→ **AVAILABLE DATA**
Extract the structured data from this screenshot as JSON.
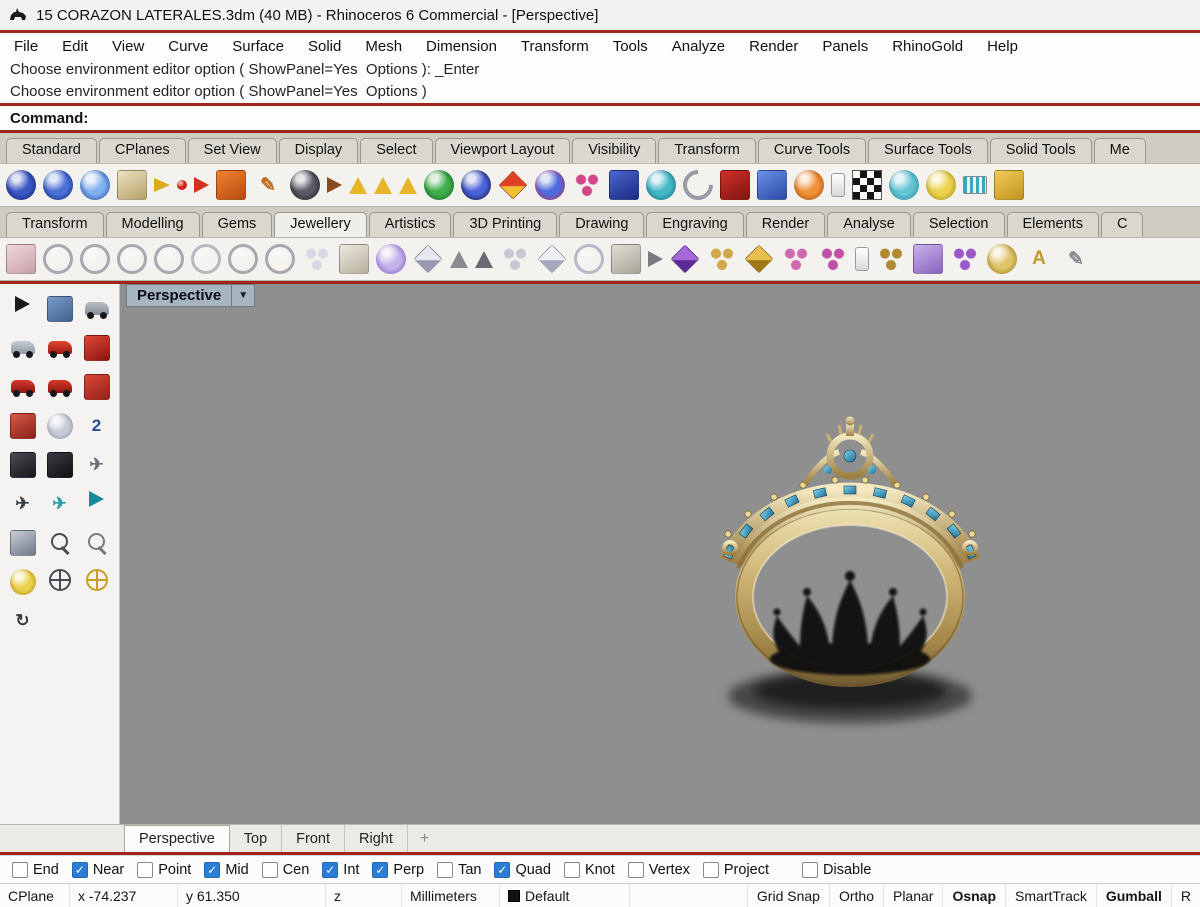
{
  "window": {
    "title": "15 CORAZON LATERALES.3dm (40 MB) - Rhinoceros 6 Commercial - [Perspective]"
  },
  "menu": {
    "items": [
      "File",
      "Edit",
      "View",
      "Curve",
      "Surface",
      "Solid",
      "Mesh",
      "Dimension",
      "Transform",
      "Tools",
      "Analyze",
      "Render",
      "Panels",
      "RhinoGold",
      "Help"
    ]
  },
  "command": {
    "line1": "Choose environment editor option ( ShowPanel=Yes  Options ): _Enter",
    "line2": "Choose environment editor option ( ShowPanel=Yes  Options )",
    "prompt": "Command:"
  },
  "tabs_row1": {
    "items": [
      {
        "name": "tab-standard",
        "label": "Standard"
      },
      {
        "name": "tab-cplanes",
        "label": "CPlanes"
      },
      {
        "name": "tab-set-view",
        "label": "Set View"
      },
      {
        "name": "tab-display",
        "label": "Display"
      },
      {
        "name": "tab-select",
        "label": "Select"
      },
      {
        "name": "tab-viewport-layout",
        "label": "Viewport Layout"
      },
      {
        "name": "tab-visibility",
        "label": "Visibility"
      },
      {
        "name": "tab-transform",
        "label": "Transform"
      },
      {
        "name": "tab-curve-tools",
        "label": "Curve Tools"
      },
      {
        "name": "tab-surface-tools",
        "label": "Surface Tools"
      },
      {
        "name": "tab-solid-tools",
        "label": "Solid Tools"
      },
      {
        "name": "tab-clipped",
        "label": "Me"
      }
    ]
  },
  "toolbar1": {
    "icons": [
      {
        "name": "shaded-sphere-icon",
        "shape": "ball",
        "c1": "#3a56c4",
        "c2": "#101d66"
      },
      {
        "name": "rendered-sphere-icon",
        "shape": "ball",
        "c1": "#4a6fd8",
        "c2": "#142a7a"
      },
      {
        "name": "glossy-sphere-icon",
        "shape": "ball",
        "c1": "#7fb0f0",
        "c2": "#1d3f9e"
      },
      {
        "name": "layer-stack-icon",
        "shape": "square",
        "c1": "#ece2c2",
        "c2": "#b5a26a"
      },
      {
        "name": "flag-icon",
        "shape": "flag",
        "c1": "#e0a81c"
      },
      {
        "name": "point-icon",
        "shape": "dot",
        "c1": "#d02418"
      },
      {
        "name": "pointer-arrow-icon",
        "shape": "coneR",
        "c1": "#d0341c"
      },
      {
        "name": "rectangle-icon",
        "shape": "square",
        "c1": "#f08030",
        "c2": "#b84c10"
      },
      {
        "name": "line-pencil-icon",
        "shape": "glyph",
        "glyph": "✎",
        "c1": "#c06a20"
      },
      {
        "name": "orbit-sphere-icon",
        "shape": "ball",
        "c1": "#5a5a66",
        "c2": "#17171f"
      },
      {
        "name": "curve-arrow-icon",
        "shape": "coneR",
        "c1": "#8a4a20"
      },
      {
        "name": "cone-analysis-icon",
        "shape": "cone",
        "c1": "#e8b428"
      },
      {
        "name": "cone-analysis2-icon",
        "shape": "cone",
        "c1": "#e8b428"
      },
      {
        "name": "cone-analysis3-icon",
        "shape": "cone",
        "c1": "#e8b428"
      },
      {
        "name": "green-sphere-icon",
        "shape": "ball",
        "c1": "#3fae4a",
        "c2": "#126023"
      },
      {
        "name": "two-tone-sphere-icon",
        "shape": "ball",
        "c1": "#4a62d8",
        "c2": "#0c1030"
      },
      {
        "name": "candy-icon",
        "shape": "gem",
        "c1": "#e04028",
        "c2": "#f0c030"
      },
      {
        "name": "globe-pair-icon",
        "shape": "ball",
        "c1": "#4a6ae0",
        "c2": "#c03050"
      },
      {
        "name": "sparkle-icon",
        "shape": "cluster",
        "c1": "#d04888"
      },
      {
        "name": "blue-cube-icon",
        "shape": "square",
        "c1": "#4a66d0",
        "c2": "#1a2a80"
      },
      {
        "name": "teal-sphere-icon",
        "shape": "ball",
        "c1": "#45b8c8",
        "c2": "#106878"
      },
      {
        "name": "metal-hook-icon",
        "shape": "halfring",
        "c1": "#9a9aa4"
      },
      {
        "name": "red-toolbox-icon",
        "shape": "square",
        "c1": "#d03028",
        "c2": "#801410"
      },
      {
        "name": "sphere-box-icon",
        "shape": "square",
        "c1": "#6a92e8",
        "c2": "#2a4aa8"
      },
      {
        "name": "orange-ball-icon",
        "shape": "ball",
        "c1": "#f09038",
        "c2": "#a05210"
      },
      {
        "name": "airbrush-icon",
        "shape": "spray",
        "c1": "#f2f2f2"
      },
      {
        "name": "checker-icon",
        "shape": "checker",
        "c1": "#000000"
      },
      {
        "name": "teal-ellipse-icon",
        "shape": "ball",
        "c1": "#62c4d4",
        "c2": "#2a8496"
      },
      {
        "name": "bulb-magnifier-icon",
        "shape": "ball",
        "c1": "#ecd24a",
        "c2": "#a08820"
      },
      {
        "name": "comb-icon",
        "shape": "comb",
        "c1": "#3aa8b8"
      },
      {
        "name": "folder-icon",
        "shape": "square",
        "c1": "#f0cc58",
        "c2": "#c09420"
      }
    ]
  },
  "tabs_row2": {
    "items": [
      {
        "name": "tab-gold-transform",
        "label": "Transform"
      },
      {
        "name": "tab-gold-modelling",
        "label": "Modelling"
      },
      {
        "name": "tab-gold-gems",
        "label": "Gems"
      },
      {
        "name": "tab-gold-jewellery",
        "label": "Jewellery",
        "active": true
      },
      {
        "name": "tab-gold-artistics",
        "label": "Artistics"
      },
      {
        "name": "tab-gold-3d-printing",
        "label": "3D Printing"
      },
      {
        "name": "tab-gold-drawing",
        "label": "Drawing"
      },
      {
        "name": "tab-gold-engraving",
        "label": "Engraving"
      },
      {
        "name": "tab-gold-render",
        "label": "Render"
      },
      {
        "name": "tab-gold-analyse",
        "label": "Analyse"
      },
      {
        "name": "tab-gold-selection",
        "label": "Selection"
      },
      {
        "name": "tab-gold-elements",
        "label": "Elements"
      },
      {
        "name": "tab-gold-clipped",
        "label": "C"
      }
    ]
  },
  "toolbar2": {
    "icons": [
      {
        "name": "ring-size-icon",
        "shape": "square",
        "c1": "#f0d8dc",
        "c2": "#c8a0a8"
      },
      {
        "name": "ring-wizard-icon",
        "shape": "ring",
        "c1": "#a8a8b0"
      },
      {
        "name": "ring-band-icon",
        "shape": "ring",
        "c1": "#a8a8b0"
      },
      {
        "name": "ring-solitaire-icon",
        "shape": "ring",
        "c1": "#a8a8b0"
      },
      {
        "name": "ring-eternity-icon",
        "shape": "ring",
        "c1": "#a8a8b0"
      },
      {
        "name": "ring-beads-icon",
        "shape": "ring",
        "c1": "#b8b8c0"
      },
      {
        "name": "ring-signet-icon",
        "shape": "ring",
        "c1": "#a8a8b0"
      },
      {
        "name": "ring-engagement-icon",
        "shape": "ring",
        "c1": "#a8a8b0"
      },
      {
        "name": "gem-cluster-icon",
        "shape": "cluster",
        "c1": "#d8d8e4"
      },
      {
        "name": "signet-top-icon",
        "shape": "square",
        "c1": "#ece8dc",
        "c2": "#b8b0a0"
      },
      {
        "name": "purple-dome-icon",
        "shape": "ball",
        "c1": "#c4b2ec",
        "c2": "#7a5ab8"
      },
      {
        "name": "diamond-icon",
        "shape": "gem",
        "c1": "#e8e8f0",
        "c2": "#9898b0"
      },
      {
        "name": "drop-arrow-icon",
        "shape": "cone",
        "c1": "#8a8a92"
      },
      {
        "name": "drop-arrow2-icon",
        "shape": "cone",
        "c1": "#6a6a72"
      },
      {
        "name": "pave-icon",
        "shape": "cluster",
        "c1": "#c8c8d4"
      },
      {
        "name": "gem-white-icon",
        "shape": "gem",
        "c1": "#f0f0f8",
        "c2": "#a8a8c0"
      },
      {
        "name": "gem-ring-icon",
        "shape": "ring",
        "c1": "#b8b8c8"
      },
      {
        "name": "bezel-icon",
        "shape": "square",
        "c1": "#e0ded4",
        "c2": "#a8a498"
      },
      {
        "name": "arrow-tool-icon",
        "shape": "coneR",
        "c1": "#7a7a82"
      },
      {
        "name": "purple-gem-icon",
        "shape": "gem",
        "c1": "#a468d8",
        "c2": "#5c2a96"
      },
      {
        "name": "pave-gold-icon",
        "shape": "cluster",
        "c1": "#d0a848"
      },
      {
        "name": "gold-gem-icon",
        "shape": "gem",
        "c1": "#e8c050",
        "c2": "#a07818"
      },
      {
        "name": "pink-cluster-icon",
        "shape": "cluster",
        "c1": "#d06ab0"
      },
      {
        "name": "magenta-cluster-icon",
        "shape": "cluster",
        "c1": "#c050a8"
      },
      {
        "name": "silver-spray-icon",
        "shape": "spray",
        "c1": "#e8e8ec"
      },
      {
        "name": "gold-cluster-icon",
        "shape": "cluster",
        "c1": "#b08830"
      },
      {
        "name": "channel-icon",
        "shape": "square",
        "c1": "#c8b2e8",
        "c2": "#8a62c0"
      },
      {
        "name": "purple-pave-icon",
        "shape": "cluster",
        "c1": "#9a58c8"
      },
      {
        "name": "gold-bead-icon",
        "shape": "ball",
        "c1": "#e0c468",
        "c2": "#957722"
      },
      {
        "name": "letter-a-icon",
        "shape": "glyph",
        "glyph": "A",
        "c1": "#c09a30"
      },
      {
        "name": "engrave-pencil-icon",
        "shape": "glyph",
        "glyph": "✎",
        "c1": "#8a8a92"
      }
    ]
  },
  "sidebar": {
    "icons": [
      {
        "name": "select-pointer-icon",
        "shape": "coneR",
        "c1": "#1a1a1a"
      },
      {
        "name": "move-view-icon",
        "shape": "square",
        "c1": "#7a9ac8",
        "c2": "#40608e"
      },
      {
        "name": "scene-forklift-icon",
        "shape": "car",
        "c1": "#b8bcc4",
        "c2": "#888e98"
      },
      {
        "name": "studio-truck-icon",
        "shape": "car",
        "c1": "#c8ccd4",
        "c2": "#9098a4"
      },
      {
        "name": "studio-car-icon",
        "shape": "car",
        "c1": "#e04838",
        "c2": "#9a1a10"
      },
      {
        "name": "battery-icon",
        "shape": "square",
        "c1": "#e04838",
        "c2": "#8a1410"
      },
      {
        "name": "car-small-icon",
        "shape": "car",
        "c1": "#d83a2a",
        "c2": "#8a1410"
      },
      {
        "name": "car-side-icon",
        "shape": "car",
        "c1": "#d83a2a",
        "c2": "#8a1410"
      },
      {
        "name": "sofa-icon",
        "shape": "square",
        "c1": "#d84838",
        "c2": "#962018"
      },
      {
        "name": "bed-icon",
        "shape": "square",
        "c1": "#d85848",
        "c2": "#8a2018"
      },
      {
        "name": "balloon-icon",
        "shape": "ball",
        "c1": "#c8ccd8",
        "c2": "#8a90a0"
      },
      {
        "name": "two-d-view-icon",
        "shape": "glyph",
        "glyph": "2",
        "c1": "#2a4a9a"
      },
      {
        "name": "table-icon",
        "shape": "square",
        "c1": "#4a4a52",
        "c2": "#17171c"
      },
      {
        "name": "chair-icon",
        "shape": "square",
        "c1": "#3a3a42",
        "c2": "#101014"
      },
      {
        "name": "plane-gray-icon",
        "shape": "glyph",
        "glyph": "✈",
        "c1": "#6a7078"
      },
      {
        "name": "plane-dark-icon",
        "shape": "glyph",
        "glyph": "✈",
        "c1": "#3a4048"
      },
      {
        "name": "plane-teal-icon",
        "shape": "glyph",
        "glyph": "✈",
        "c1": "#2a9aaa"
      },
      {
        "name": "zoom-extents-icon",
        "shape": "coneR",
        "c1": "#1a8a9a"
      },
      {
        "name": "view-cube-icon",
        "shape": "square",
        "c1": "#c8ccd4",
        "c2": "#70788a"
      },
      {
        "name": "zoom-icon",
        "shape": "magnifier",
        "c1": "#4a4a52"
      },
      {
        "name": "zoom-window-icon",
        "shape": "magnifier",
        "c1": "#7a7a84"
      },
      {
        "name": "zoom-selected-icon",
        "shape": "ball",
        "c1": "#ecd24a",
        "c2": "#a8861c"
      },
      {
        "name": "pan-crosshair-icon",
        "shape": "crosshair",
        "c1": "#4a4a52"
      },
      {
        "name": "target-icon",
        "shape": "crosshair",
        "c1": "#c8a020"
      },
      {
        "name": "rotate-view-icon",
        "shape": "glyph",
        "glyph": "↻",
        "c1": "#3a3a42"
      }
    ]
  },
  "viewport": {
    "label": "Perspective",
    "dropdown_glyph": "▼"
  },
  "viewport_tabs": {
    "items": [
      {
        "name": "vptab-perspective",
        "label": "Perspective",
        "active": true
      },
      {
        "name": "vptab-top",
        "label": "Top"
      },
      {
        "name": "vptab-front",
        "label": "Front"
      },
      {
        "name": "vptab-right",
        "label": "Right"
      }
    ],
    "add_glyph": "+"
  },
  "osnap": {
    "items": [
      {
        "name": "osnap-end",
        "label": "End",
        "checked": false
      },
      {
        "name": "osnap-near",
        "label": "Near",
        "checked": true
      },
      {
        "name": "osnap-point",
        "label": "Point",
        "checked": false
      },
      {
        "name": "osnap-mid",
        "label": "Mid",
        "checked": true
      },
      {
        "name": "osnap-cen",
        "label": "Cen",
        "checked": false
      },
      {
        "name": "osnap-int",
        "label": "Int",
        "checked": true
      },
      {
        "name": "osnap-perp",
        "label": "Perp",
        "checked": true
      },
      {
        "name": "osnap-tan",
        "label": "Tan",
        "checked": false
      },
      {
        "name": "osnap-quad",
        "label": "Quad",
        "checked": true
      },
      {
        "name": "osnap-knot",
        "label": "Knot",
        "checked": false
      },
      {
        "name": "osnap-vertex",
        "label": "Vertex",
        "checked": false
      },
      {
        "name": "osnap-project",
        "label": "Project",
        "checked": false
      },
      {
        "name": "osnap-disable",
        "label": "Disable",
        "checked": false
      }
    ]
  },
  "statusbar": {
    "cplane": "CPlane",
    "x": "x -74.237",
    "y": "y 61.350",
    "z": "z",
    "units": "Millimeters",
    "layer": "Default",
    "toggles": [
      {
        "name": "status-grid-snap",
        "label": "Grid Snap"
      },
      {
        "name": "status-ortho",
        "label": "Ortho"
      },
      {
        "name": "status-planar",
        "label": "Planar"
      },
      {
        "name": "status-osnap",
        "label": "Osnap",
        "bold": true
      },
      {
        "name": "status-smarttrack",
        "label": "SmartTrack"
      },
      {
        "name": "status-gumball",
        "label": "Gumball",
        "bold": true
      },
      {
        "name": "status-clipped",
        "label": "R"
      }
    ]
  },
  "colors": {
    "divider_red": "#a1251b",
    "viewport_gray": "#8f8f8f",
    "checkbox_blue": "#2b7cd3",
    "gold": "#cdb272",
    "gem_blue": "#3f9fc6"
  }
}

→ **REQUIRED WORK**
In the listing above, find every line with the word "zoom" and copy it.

→ **RESULT FOR THIS TASK**
        "name": "zoom-extents-icon",
        "name": "zoom-icon",
        "name": "zoom-window-icon",
        "name": "zoom-selected-icon",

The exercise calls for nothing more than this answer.